Use helpful tools to promote autonomy when carrying out tasks, such as sticky notes, color-coding by subject, and diagrams. It’s also good to use tests or quizzes (whenever possible) so that the child can learn to recognize and choose the correct information. Finally, it’s very important for them to learn to relate new information to information they’ve just learned.
Limitations of attention
If the child has attention deficit, then it’s important to propose only one task at a time to avoid an overload of information. You should remove unnecessary distractions from their work area, so that the child is able to fully listen and carry out the task at hand.
It’s also important to introduce new information gradually, and not to bring sudden changes to the activity. In addition to this, you should clearly praise them when they’ve made progress in a certain area, and do it right after they’ve said or done something correctly.
Limitations in communication
If the child’s limitations relate to communication, then it’s essential to use short and clear instructions. Encourage them to participate in the conversation, and give them time to assimilate and respond to what you’ve told them.

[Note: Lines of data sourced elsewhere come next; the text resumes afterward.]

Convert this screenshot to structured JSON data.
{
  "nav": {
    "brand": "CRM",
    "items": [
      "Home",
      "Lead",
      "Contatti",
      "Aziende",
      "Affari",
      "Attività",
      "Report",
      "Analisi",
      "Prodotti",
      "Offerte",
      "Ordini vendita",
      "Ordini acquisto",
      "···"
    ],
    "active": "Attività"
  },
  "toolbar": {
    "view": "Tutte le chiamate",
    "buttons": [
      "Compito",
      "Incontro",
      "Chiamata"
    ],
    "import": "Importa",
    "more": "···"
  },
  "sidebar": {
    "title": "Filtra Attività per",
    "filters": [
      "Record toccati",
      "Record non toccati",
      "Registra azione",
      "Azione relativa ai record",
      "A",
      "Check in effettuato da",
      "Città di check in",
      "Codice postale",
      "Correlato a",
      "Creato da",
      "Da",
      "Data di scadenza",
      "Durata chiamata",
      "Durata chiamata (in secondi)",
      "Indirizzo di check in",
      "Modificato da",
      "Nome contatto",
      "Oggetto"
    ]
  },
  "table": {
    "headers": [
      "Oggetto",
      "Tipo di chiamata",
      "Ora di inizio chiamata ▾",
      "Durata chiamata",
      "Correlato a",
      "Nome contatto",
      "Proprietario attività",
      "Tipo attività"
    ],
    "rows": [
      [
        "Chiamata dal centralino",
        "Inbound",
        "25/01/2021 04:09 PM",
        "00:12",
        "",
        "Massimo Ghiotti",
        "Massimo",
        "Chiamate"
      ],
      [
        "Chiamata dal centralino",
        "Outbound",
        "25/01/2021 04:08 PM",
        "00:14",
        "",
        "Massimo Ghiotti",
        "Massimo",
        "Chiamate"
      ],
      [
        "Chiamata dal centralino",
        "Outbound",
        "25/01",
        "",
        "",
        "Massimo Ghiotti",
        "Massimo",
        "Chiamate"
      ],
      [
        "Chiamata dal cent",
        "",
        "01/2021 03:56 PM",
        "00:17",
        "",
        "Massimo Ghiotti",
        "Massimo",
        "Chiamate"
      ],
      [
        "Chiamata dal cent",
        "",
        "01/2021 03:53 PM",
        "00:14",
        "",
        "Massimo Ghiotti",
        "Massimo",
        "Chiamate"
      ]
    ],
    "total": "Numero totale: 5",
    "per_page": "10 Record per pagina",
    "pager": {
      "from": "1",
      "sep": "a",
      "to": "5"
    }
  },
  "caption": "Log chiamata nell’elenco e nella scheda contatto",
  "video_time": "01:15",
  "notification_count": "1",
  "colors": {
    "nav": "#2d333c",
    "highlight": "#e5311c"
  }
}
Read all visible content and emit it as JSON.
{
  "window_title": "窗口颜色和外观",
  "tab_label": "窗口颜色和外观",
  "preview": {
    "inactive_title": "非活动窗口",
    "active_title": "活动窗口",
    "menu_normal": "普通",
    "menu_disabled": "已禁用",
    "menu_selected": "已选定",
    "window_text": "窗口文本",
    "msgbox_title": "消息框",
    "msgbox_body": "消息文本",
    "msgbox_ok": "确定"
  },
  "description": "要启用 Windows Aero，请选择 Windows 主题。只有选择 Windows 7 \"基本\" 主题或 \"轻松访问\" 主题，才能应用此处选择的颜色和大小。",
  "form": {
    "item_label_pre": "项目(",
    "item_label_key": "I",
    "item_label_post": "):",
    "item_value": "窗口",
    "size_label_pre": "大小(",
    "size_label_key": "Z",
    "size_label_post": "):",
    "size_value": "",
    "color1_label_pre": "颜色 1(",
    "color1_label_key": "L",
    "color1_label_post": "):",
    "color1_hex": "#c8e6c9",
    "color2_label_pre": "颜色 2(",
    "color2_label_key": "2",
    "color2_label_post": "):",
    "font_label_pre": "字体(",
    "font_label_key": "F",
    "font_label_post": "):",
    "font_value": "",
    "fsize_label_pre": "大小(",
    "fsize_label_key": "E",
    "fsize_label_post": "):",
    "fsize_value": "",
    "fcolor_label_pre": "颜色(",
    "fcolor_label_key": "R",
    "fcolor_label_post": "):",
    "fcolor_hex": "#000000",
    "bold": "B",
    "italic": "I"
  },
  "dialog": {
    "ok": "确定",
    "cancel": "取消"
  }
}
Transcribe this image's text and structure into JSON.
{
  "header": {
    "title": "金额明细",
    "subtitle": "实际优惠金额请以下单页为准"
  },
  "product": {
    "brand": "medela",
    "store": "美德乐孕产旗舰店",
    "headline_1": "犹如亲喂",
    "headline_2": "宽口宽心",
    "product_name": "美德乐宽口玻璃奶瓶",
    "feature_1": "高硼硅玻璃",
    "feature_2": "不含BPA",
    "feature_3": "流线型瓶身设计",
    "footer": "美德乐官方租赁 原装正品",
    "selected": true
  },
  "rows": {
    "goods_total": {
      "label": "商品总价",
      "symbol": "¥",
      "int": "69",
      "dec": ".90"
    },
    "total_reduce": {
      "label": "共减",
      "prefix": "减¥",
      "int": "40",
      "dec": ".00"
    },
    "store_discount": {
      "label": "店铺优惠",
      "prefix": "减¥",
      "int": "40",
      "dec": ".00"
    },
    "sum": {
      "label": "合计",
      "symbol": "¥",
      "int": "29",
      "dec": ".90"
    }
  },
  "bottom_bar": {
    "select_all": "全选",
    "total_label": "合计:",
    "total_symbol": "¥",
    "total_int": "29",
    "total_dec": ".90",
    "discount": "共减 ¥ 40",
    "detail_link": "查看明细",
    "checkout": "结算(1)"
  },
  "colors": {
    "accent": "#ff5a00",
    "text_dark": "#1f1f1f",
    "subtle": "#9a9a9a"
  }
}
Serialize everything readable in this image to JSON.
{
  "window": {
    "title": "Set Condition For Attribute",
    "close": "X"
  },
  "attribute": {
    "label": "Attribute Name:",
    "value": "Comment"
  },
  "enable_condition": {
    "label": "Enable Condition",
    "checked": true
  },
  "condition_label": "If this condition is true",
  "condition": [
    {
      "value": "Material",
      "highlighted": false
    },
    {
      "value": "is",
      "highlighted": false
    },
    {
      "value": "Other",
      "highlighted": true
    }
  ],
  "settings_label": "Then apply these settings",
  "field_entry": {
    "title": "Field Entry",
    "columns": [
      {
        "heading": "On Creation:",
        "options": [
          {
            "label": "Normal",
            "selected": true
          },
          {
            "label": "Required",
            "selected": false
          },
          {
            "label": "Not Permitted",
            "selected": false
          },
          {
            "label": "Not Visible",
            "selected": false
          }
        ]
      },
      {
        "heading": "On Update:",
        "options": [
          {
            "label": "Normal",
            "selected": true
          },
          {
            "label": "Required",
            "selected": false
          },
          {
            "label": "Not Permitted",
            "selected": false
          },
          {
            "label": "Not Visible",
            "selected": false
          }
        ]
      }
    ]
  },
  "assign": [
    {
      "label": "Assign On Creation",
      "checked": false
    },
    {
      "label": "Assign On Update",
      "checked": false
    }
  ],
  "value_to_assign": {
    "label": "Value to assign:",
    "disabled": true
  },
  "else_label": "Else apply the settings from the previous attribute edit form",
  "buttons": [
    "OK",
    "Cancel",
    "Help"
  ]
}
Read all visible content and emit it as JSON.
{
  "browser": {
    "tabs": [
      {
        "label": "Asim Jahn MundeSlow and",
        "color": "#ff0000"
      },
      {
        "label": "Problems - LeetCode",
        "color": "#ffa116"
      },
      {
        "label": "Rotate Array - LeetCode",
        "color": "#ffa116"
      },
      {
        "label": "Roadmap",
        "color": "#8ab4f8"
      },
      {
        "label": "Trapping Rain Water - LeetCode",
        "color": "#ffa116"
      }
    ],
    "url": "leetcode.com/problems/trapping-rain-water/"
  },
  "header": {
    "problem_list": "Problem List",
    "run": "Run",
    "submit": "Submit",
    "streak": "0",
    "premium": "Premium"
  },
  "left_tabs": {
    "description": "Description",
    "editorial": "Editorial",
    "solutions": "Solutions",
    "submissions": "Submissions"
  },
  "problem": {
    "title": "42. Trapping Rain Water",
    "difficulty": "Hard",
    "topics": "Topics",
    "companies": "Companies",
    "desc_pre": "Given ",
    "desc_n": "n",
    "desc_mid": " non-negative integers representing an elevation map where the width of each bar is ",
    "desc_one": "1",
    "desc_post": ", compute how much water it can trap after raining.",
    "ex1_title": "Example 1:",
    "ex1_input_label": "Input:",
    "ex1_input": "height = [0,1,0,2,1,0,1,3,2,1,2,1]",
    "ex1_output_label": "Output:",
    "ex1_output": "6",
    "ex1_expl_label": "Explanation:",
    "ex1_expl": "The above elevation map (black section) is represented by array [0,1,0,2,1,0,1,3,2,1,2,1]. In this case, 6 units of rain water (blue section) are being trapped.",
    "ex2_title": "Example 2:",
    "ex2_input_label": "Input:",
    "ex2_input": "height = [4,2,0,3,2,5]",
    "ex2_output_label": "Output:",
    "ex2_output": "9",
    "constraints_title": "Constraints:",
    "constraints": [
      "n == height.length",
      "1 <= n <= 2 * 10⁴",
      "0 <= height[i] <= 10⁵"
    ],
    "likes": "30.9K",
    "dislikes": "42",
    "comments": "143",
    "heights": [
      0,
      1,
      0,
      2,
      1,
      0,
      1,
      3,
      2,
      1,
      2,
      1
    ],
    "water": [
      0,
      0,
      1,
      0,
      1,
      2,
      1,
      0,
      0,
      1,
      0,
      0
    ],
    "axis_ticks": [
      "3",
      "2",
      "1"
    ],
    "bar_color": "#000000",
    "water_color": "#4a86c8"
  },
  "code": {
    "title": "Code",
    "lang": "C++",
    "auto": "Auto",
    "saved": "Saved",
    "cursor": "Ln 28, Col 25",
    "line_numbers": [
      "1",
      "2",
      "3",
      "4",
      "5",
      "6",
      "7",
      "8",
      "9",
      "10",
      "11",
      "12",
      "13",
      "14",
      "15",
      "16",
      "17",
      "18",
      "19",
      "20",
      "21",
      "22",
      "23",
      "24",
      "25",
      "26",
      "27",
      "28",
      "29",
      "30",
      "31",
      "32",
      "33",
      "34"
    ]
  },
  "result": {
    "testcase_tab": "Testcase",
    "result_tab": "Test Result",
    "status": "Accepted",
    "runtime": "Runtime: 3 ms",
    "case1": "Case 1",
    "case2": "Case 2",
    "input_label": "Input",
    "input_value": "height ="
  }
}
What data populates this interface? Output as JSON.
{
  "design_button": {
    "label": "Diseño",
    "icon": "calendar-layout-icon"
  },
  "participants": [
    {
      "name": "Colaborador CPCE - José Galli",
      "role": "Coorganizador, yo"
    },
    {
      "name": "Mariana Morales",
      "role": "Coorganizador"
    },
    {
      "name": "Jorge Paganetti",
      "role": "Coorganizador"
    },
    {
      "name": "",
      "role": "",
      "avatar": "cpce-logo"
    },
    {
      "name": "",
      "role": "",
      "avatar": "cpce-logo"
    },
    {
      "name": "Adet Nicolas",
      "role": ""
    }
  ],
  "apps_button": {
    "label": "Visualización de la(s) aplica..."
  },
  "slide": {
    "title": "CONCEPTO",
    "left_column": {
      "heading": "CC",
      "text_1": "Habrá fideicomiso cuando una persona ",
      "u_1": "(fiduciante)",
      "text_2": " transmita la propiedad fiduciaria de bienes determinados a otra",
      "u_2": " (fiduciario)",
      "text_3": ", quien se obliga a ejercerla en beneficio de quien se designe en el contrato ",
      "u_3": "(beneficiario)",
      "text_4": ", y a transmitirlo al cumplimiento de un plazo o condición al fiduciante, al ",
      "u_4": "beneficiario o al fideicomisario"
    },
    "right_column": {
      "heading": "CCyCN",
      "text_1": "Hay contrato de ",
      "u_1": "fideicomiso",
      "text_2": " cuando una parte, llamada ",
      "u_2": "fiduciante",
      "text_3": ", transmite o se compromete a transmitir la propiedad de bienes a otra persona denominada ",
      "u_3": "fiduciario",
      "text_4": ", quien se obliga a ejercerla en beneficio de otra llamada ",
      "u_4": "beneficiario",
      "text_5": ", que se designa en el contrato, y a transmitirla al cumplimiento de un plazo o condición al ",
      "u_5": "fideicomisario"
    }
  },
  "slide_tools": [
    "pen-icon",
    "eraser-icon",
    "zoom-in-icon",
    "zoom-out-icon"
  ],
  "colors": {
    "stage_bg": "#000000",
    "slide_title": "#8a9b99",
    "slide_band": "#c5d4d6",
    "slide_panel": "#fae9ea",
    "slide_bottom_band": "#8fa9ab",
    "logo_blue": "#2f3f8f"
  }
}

Speak slowly, and accompany verbal instructions with written ones. As well as this, you should facilitate the use of tools that support communication, such as recorders, computers, or tablets. Reducing background noise and avoiding the use of plays on words or jokes is also very beneficial.
Limitations in decision making
With regard to limitations in decision-making, you should establish a plan or routine that stipulates the daily tasks, in order to help the child feel secure. You can also help them to identify problematic situations in the classroom and in family situations, and look for alternative solutions.
One important point is that you should prepare the child in advance for any changes in routine that may arise in the classroom or in the family. It’s a good idea to provide diagrams to help the child to get organized. When they’re feeling unsure, then remind them of some pre-established rule to help them stop and think about the situation.
To reduce these kinds of limitations, it’s advisable to set clear limits, avoid confrontations when they behave inappropriately, and divert the child’s attention to something else that may be of interest to them.
You should also give alternatives to inappropriate behavior. Make suitable changes in their surroundings to try to avoid this inappropriate behavior, and reward their good behavior so that they get used to doing it, and want to do it. If the child seems a bit overemotional, then it’s best not to show undue concern.
These are some guidelines for you on how to interpret and deal with different behavior and attitudes that can occur as a result of acquired brain injury in childhood, and we hope they’ll be helpful to you.